Objective: To study the relationship between formal and informal care for the dependent population in a number of European countries. Method: Data from the Survey of Health, Aging and Retirement in Europe for 2004 were used and a bivariate probit model was estimated. Unlike other studies, the present analysis includes the institutional features of the various long-term care systems, in addition to the demographic, health and environmental characteristics of the individual receiving care. Results: A significant correlation was found between the two options, which reveals that, conditional on receiving care, there was a preference for the combination of both types of care. The results show the importance of health status and living arrangements for defining the combination of formal and informal care. There were substantial differences in the likelihood of the two types of care among European countries. A notable finding was the importance of informal care in Spain in comparison with other countries. Conclusions: The probability of receiving formal or informal care is higher in countries where families have a legal obligation to look after dependent relatives and where institutionalization rates are higher. This finding should be considered in the design of long-term care policies. Therefore, to control growth of public expenditure and, at the same time, improve caregiver satisfaction, policies that combine distinct formal services should be promoted over the implementation of care allowances.

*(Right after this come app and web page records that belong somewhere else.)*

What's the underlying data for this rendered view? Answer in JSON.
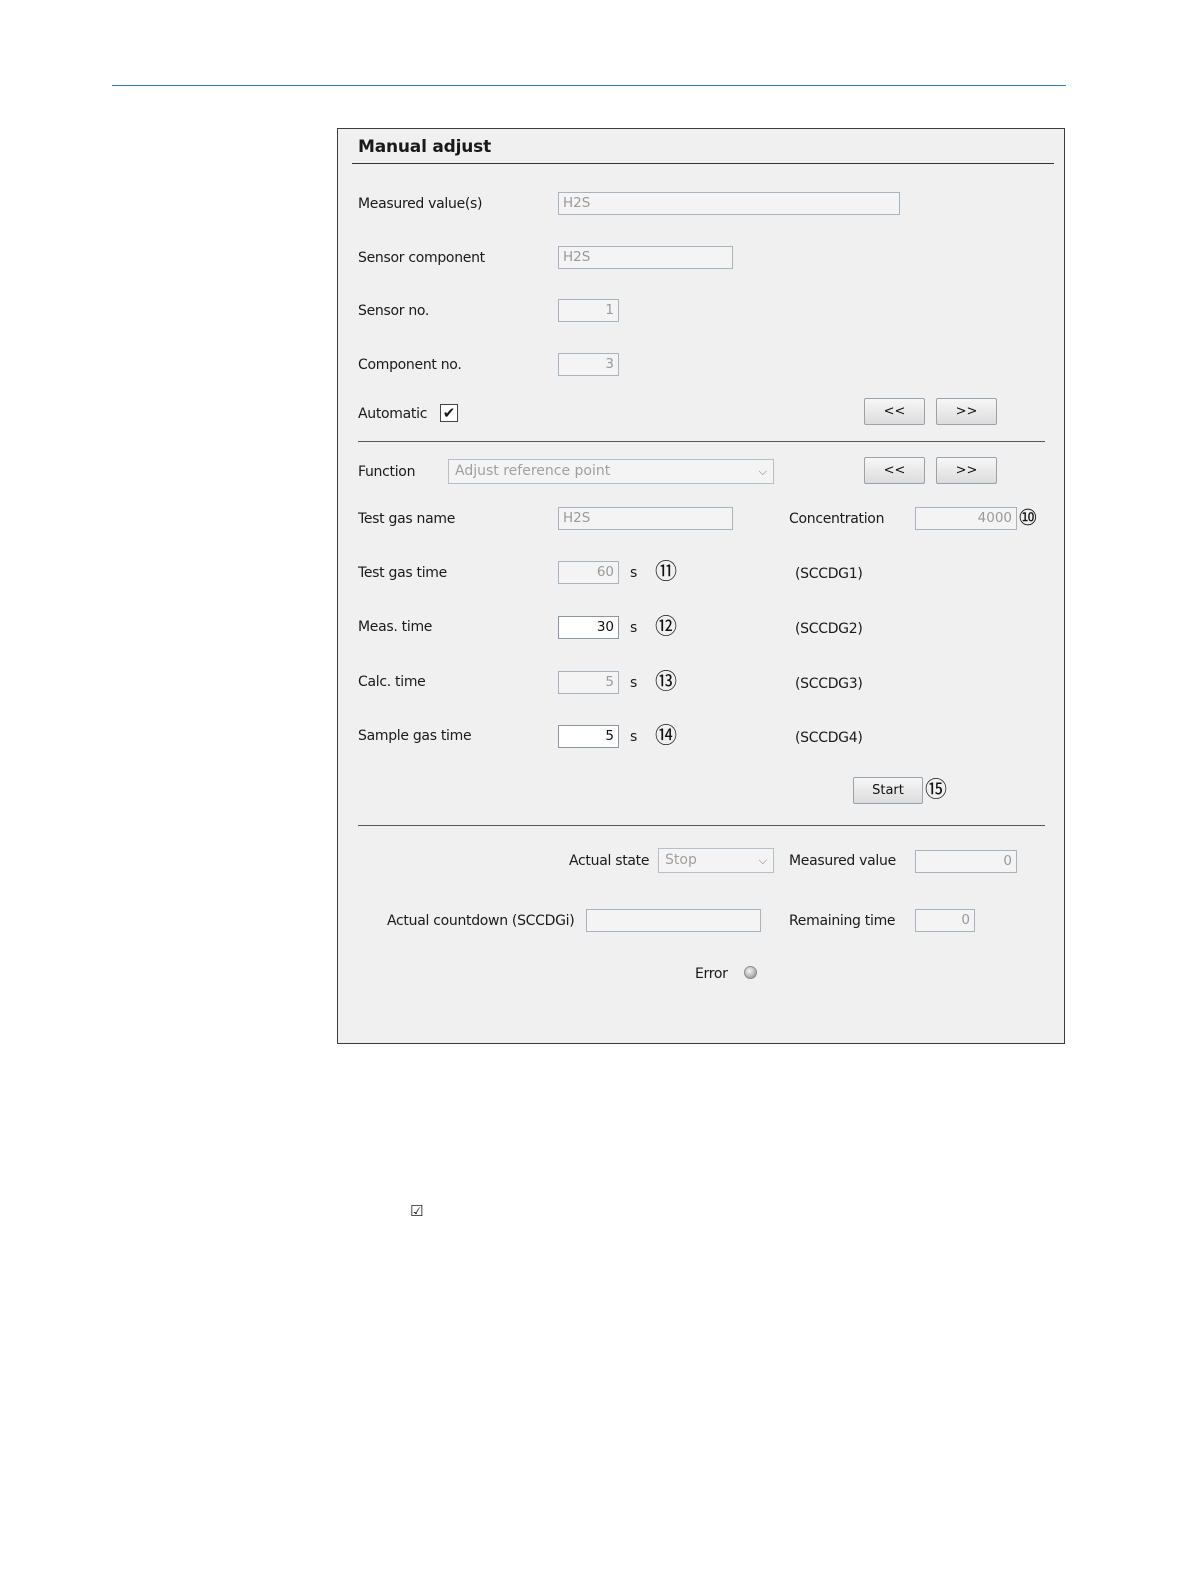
{
  "dialog": {
    "title": "Manual adjust"
  },
  "identification": {
    "measured_values_label": "Measured value(s)",
    "measured_values": "H2S",
    "sensor_component_label": "Sensor component",
    "sensor_component": "H2S",
    "sensor_no_label": "Sensor no.",
    "sensor_no": "1",
    "component_no_label": "Component no.",
    "component_no": "3",
    "automatic_label": "Automatic",
    "automatic_checked": true,
    "check_mark": "✔",
    "prev_label": "<<",
    "next_label": ">>"
  },
  "function": {
    "label": "Function",
    "selected": "Adjust reference point",
    "prev_label": "<<",
    "next_label": ">>",
    "test_gas_name_label": "Test gas name",
    "test_gas_name": "H2S",
    "concentration_label": "Concentration",
    "concentration": "4000",
    "marker_10": "⑩",
    "rows": [
      {
        "label": "Test gas time",
        "value": "60",
        "unit": "s",
        "marker": "⑪",
        "code": "(SCCDG1)"
      },
      {
        "label": "Meas. time",
        "value": "30",
        "unit": "s",
        "marker": "⑫",
        "code": "(SCCDG2)"
      },
      {
        "label": "Calc. time",
        "value": "5",
        "unit": "s",
        "marker": "⑬",
        "code": "(SCCDG3)"
      },
      {
        "label": "Sample gas time",
        "value": "5",
        "unit": "s",
        "marker": "⑭",
        "code": "(SCCDG4)"
      }
    ],
    "start_label": "Start",
    "marker_15": "⑮"
  },
  "status": {
    "actual_state_label": "Actual state",
    "actual_state": "Stop",
    "measured_value_label": "Measured value",
    "measured_value": "0",
    "countdown_label": "Actual countdown (SCCDGi)",
    "countdown_value": "",
    "remaining_time_label": "Remaining time",
    "remaining_time": "0",
    "error_label": "Error"
  },
  "footer": {
    "checkbox_symbol": "☑"
  }
}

European countries, Formal care, Informal care, Long-term care, SHARE
dx.doi.org/10.1016/j.gaceta.2011.07.004, hdl.handle.net/1765/67005
Gaceta Sanitaria
Erasmus School of Economics

Vilaplana Prieto, C, Jiménez-Martín, J.A, & García-Gómez, M.P. (2011). Trade-off between formal and informal care in Europe. Gaceta Sanitaria, 25(SUPPL. 2), 115–124. doi:10.1016/j.gaceta.2011.07.004